Last month Boomers in Dania Beach, Florida closed their wooden roller coaster known as the Dania Beach Hurricane. The ride could be seen from Interstate 95 just south of Ft. Lauderdale. It could also be seen from the Ft. Lauderdale airport as I found out a few years ago. I thought I was seeing a mirage when I landed there for a connecting flight as I wasn’t aware of the coaster at the time.
While details around the ride’s closing have been scarce, a Sun Sentinel article points to the high cost of maintaining a wooden roller coaster in a warm humid climate. The article stated:
“The high cost of maintenance and insurance, plus low ridership as the ride became rough,” likely contributed to the Dania Beach coaster shutdown on April 26, Doppelt said. “I’d say they couldn’t afford to redo it.”
The company that owns the coaster has cited “business reasons” for the closure, but did not offer details.

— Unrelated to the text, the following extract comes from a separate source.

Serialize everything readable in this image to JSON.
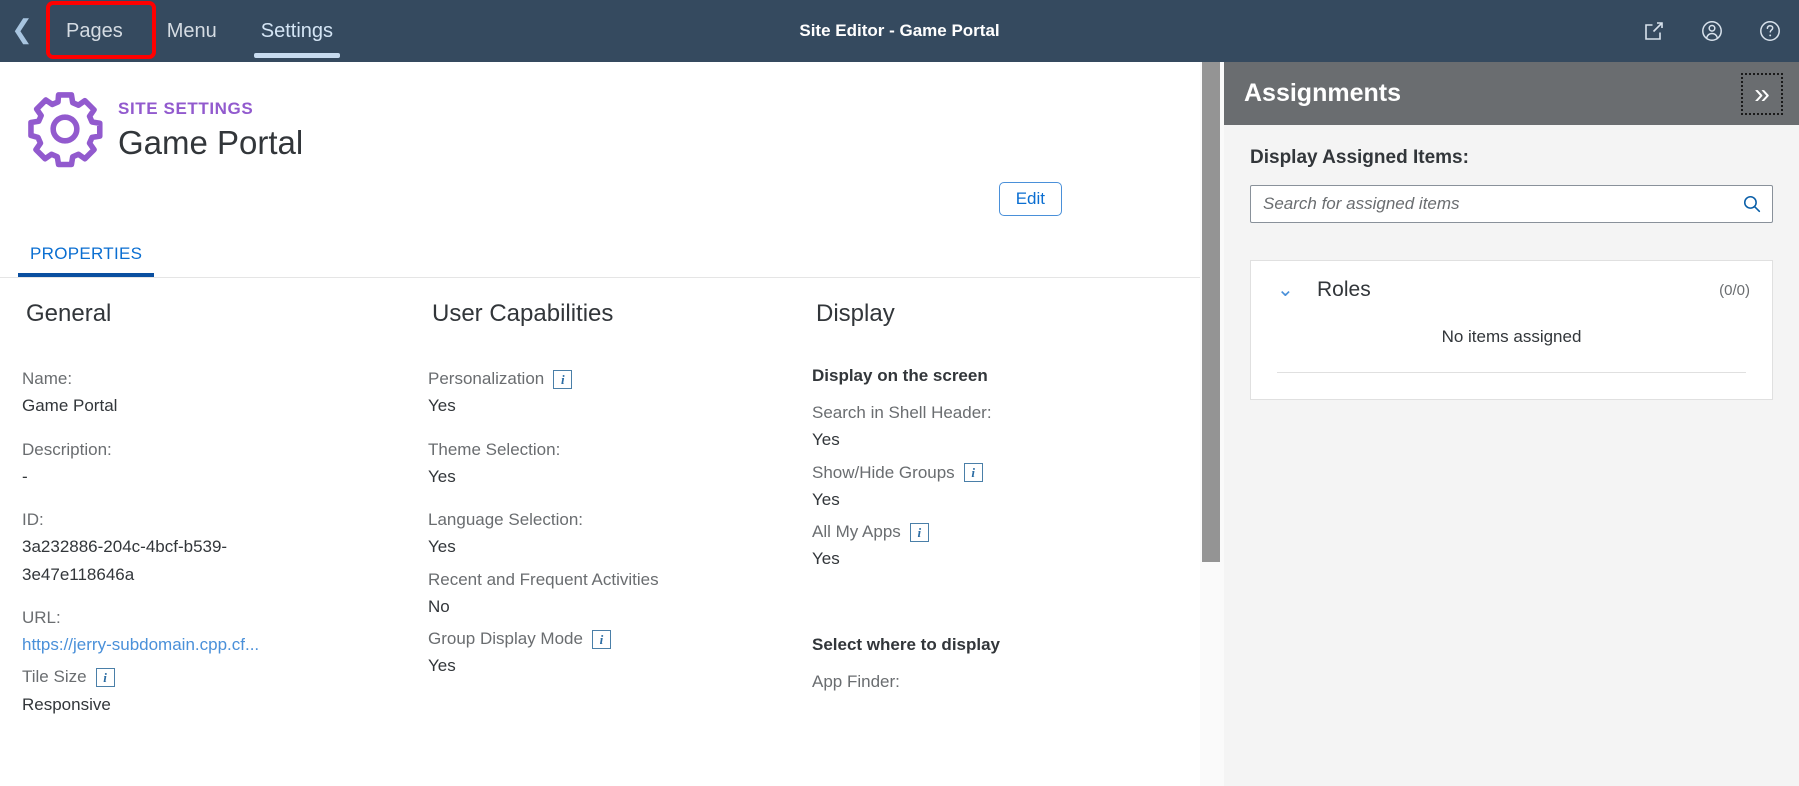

When news first broke that the park had closed the Hurricane, enthusiasts hoped that another park would buy the ride. Now it appears that there’s a good chance that the area landmark may soon be no more. According to Screamscape, the Dania Beach Hurricane may be scheduled for demolition as soon as June. Meanwhile, roller coaster enthusiasts at ThemeParkReview and CoasterBuzz have shared their love for the ride. If it is demolished, it sounds like it will be missed.
Six Flags Over Texas is celebrating their 50th anniversary in a big way. The park spent $10 million remodeling their massive wooden roller coaster Texas Giant. The twenty-one year old coaster had gotten rough over the years. So, Six Flags brought in Rocky Mountain Construction for a first-ever transformation that involved replacing the ride’s wooden track with steel track.
The new track not only allows for a smoother ride, but it also allowed the designers to incorporate some thrilling new elements. The New Texas Giant, boasts highly banked turns taken at more than 90 degrees and a taller and steeper first drop. I was lucky enough to make the trip to Texas for the ride’s opening day last week. Anticipation certainly ran high as the wait was reported to have reached 4 hours. Thankfully, the riders that I spoke to were thoroughly satisfied when they returned to the station as they claimed that the wait was well worth it.
The experience begins as you board one of the three trains that are themed to look like 1961 Cadillac DeVilles. In true Texas fashion, the hood of the front car is complete with a custom-made cattle horn. After the relatively quiet climb to the top of the 15-story tall lift hill, you are treated to a smooth and exhilarating ride that’s packed with numerous air time hills. Air time refers to moments when you are briefly lifted out of your seat. The lengthy ride finishes with the train racing through three tunnels that feature fog and special LED effects.
Guests were shocked at how smooth the Texas Giant had become and were excited that their rough ride was not only ride-able again, but actually the park’s main attraction. I gave the New Texas Giant a rare 10 out of 10 and I placed it at 6th in my top ten list. I highly recommend this roller coaster and I hope that this is only the beginning of such transformations.